WHAT IS EXPECTED:
Report, word for word, every line of the material that contains "this".

PROVIDED RECORDS:

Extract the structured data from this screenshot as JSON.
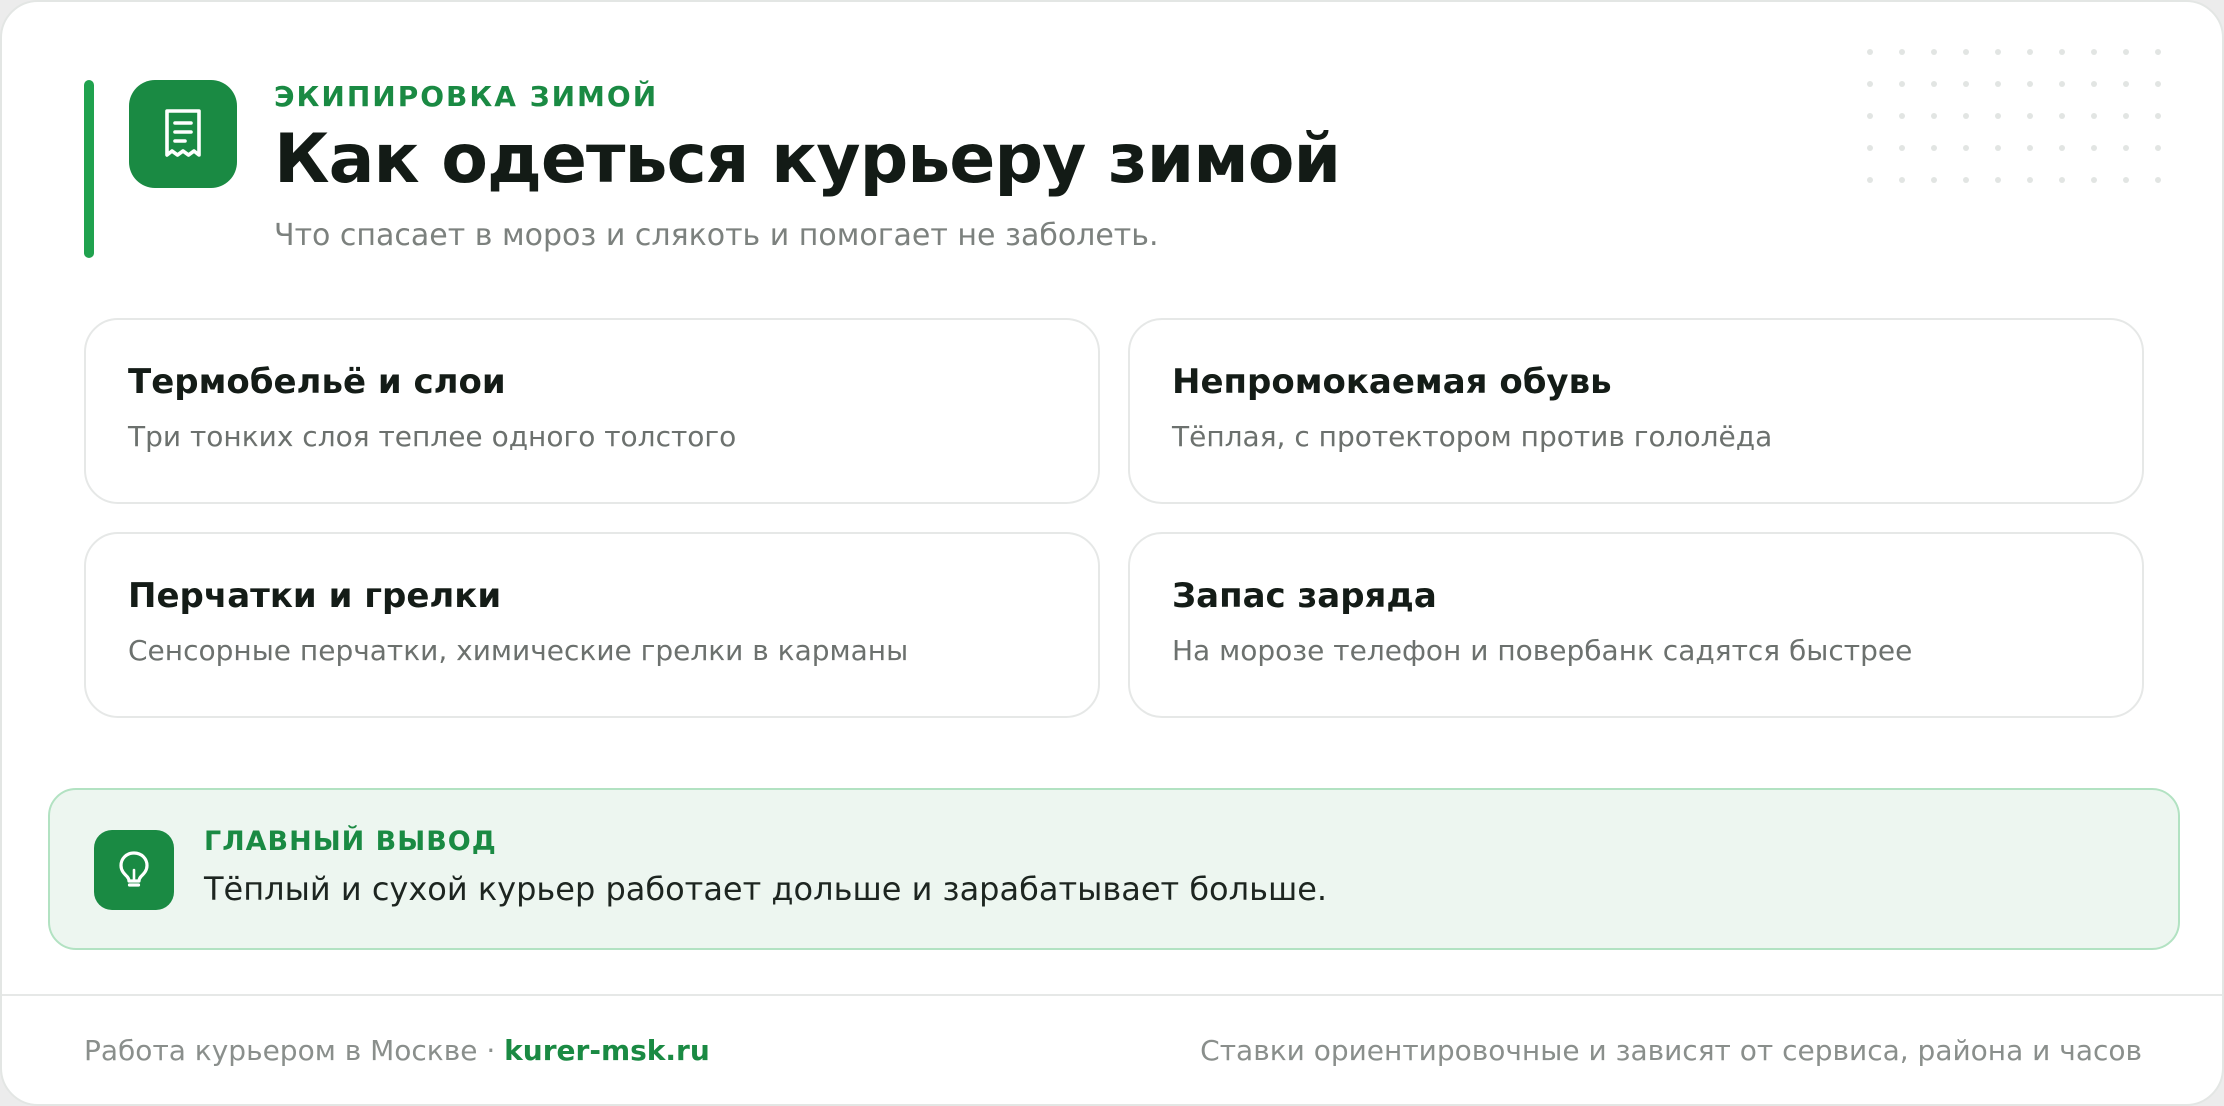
{
  "colors": {
    "brand_green": "#1a8a43",
    "accent_green": "#20a24e",
    "takeaway_background": "#edf6f0",
    "takeaway_border": "#b2e2c2"
  },
  "header": {
    "icon": "receipt-icon",
    "eyebrow": "ЭКИПИРОВКА ЗИМОЙ",
    "title": "Как одеться курьеру зимой",
    "subtitle": "Что спасает в мороз и слякоть и помогает не заболеть."
  },
  "tips": [
    {
      "title": "Термобельё и слои",
      "description": "Три тонких слоя теплее одного толстого"
    },
    {
      "title": "Непромокаемая обувь",
      "description": "Тёплая, с протектором против гололёда"
    },
    {
      "title": "Перчатки и грелки",
      "description": "Сенсорные перчатки, химические грелки в карманы"
    },
    {
      "title": "Запас заряда",
      "description": "На морозе телефон и повербанк садятся быстрее"
    }
  ],
  "takeaway": {
    "icon": "lightbulb-icon",
    "label": "ГЛАВНЫЙ ВЫВОД",
    "text": "Тёплый и сухой курьер работает дольше и зарабатывает больше."
  },
  "footer": {
    "left_text": "Работа курьером в Москве · ",
    "site": "kurer-msk.ru",
    "disclaimer": "Ставки ориентировочные и зависят от сервиса, района и часов"
  }
}
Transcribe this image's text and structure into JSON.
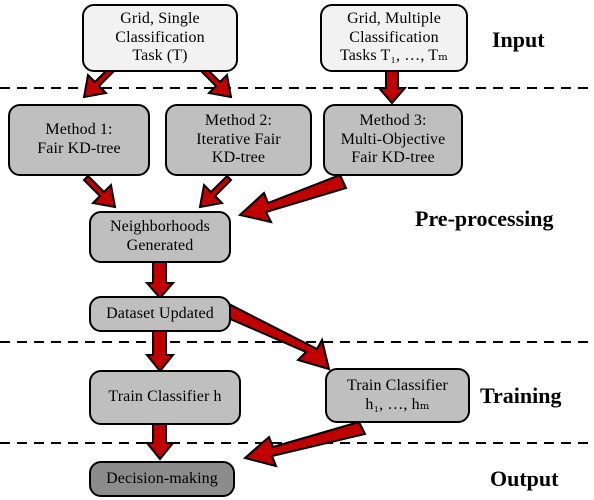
{
  "diagram": {
    "title_colors": {
      "arrow_fill": "#c00000",
      "arrow_stroke": "#000000",
      "box_light": "#f2f2f2",
      "box_gray": "#bfbfbf",
      "box_dark": "#8c8c8c",
      "divider": "#000000",
      "background": "#ffffff"
    },
    "stages": [
      {
        "id": "input",
        "label": "Input"
      },
      {
        "id": "pre-processing",
        "label": "Pre-processing"
      },
      {
        "id": "training",
        "label": "Training"
      },
      {
        "id": "output",
        "label": "Output"
      }
    ],
    "nodes": [
      {
        "id": "grid-single",
        "label": "Grid, Single\nClassification\nTask (T)"
      },
      {
        "id": "grid-multiple",
        "label": "Grid, Multiple\nClassification\nTasks T₁, …, Tₘ"
      },
      {
        "id": "method-1",
        "label": "Method 1:\nFair KD-tree"
      },
      {
        "id": "method-2",
        "label": "Method 2:\nIterative Fair\nKD-tree"
      },
      {
        "id": "method-3",
        "label": "Method 3:\nMulti-Objective\nFair KD-tree"
      },
      {
        "id": "neighborhoods",
        "label": "Neighborhoods\nGenerated"
      },
      {
        "id": "dataset-updated",
        "label": "Dataset Updated"
      },
      {
        "id": "train-classifier-h",
        "label": "Train Classifier h"
      },
      {
        "id": "train-classifier-hm",
        "label": "Train Classifier\nh₁, …, hₘ"
      },
      {
        "id": "decision-making",
        "label": "Decision-making"
      }
    ],
    "edges": [
      {
        "id": "edge-single-to-method1",
        "from": "grid-single",
        "to": "method-1"
      },
      {
        "id": "edge-single-to-method2",
        "from": "grid-single",
        "to": "method-2"
      },
      {
        "id": "edge-multiple-to-method3",
        "from": "grid-multiple",
        "to": "method-3"
      },
      {
        "id": "edge-method1-to-neighborhoods",
        "from": "method-1",
        "to": "neighborhoods"
      },
      {
        "id": "edge-method2-to-neighborhoods",
        "from": "method-2",
        "to": "neighborhoods"
      },
      {
        "id": "edge-method3-to-neighborhoods",
        "from": "method-3",
        "to": "neighborhoods"
      },
      {
        "id": "edge-neighborhoods-to-dataset",
        "from": "neighborhoods",
        "to": "dataset-updated"
      },
      {
        "id": "edge-dataset-to-classifier-h",
        "from": "dataset-updated",
        "to": "train-classifier-h"
      },
      {
        "id": "edge-dataset-to-classifier-hm",
        "from": "dataset-updated",
        "to": "train-classifier-hm"
      },
      {
        "id": "edge-classifier-h-to-decision",
        "from": "train-classifier-h",
        "to": "decision-making"
      },
      {
        "id": "edge-classifier-hm-to-decision",
        "from": "train-classifier-hm",
        "to": "decision-making"
      }
    ]
  }
}
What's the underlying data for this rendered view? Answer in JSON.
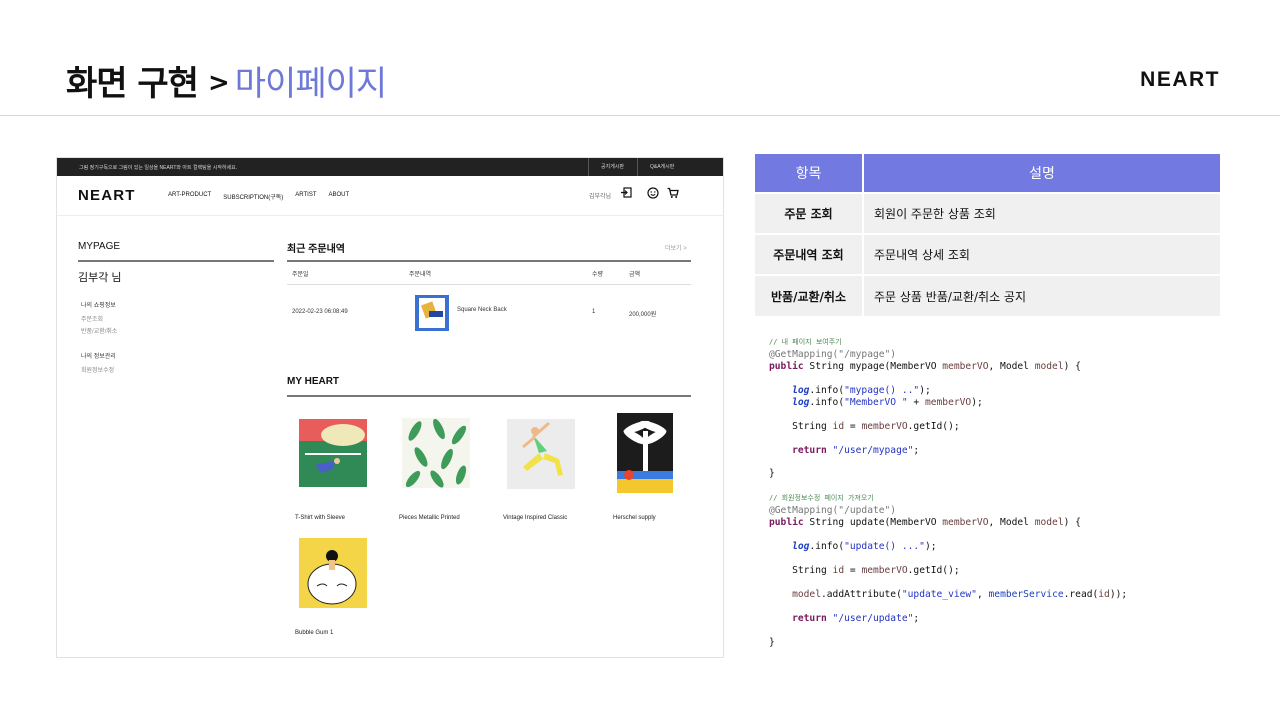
{
  "slide": {
    "title": "화면 구현",
    "arrow": ">",
    "subtitle": "마이페이지",
    "logo": "NEART",
    "accent": "#7279e0"
  },
  "screenshot": {
    "topbar": {
      "message": "그림 정기구독으로 그림이 있는 일상을 NEART와 아트 컬렉팅을 시작하세요.",
      "links": [
        "공지게시판",
        "Q&A게시판"
      ]
    },
    "nav": {
      "logo": "NEART",
      "menu": [
        "ART-PRODUCT",
        "SUBSCRIPTION(구독)",
        "ARTIST",
        "ABOUT"
      ],
      "user": "김부각님",
      "icons": [
        "logout-icon",
        "smile-icon",
        "cart-icon"
      ]
    },
    "sidebar": {
      "title": "MYPAGE",
      "greeting": "김부각 님",
      "shopping_head": "나의 쇼핑정보",
      "shopping_links": [
        "주문조회",
        "반품/교환/취소"
      ],
      "info_head": "나의 정보관리",
      "info_links": [
        "회원정보수정"
      ]
    },
    "orders": {
      "title": "최근 주문내역",
      "more": "더보기 >",
      "headers": [
        "주문일",
        "주문내역",
        "수량",
        "금액"
      ],
      "rows": [
        {
          "date": "2022-02-23 06:08:49",
          "item": "Square Neck Back",
          "qty": "1",
          "price": "200,000원"
        }
      ]
    },
    "hearts": {
      "title": "MY HEART",
      "items": [
        {
          "name": "T-Shirt with Sleeve"
        },
        {
          "name": "Pieces Metallic Printed"
        },
        {
          "name": "Vintage Inspired Classic"
        },
        {
          "name": "Herschel supply"
        },
        {
          "name": "Bubble Gum 1"
        }
      ]
    }
  },
  "table": {
    "headers": [
      "항목",
      "설명"
    ],
    "rows": [
      {
        "key": "주문 조회",
        "value": "회원이 주문한 상품 조회"
      },
      {
        "key": "주문내역 조회",
        "value": "주문내역 상세 조회"
      },
      {
        "key": "반품/교환/취소",
        "value": "주문 상품 반품/교환/취소 공지"
      }
    ]
  },
  "code": {
    "c1": "// 내 페이지 보여주기",
    "a1": "@GetMapping(\"/mypage\")",
    "kw_public": "public",
    "sig1": " String mypage(MemberVO ",
    "p_vo": "memberVO",
    "sig_mid": ", Model ",
    "p_model": "model",
    "sig_end": ") {",
    "log": "log",
    "info_open": ".info(",
    "s_mypage": "\"mypage() ..\"",
    "s_membervo": "\"MemberVO \"",
    "plus": " + ",
    "close_semi": ");",
    "string_id": "String ",
    "v_id": "id",
    "assign": " = ",
    "getid": ".getId();",
    "kw_return": "return",
    "s_ret1": "\"/user/mypage\"",
    "semi": ";",
    "rbrace": "}",
    "c2": "// 회원정보수정 페이지 가져오기",
    "a2": "@GetMapping(\"/update\")",
    "sig2": " String update(MemberVO ",
    "s_update": "\"update() ...\"",
    "add_attr": ".addAttribute(",
    "s_view": "\"update_view\"",
    "comma": ", ",
    "svc": "memberService",
    "read": ".read(",
    "close2": "));",
    "s_ret2": "\"/user/update\""
  }
}
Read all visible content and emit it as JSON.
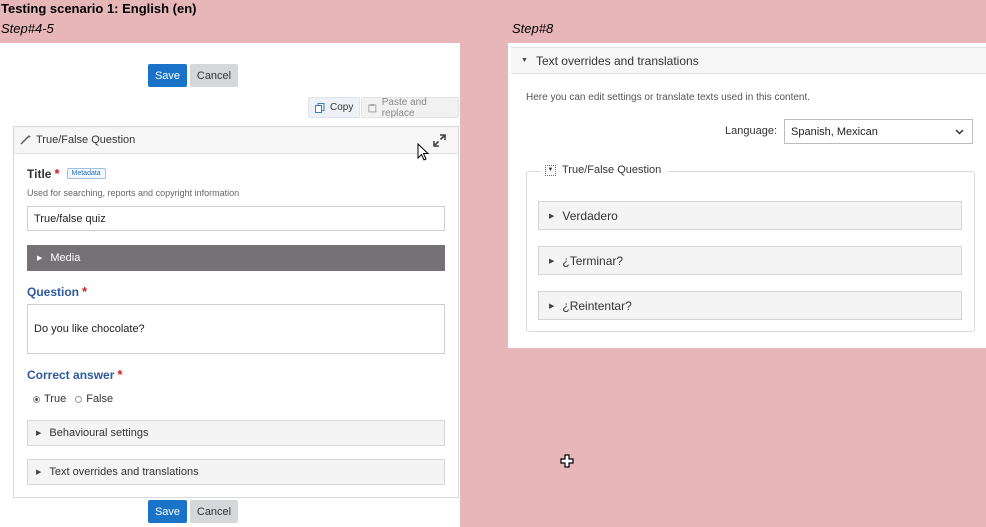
{
  "header": {
    "title": "Testing scenario 1: English (en)",
    "step_left": "Step#4-5",
    "step_right": "Step#8"
  },
  "editor": {
    "save_label": "Save",
    "cancel_label": "Cancel",
    "copy_label": "Copy",
    "paste_label": "Paste and replace",
    "content_type": "True/False Question",
    "title_label": "Title",
    "metadata_badge": "Metadata",
    "title_desc": "Used for searching, reports and copyright information",
    "title_value": "True/false quiz",
    "media_label": "Media",
    "question_label": "Question",
    "question_value": "Do you like chocolate?",
    "correct_answer_label": "Correct answer",
    "options": [
      "True",
      "False"
    ],
    "selected_option": "True",
    "behavioural_label": "Behavioural settings",
    "overrides_label": "Text overrides and translations"
  },
  "translations": {
    "section_title": "Text overrides and translations",
    "description": "Here you can edit settings or translate texts used in this content.",
    "language_label": "Language:",
    "language_value": "Spanish, Mexican",
    "group_title": "True/False Question",
    "items": [
      "Verdadero",
      "¿Terminar?",
      "¿Reintentar?"
    ]
  },
  "colors": {
    "background": "#e6b6b8",
    "save_button": "#1a73c9",
    "media_bar": "#767175",
    "required": "#c81e1e",
    "label_blue": "#2d5b9e"
  },
  "icons": [
    "copy-icon",
    "paste-icon",
    "wand-icon",
    "fullscreen-icon",
    "chevron-down-icon",
    "triangle-right-icon",
    "triangle-down-icon",
    "mouse-pointer-icon",
    "crosshair-cursor-icon"
  ]
}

ANSWER FOR THE TASK:
Extract the structured data from this screenshot as JSON.
Transcribe this image's text and structure into JSON.
What's the underlying data for this rendered view? Answer in JSON.
    "description": "Here you can edit settings or translate texts used in this content.",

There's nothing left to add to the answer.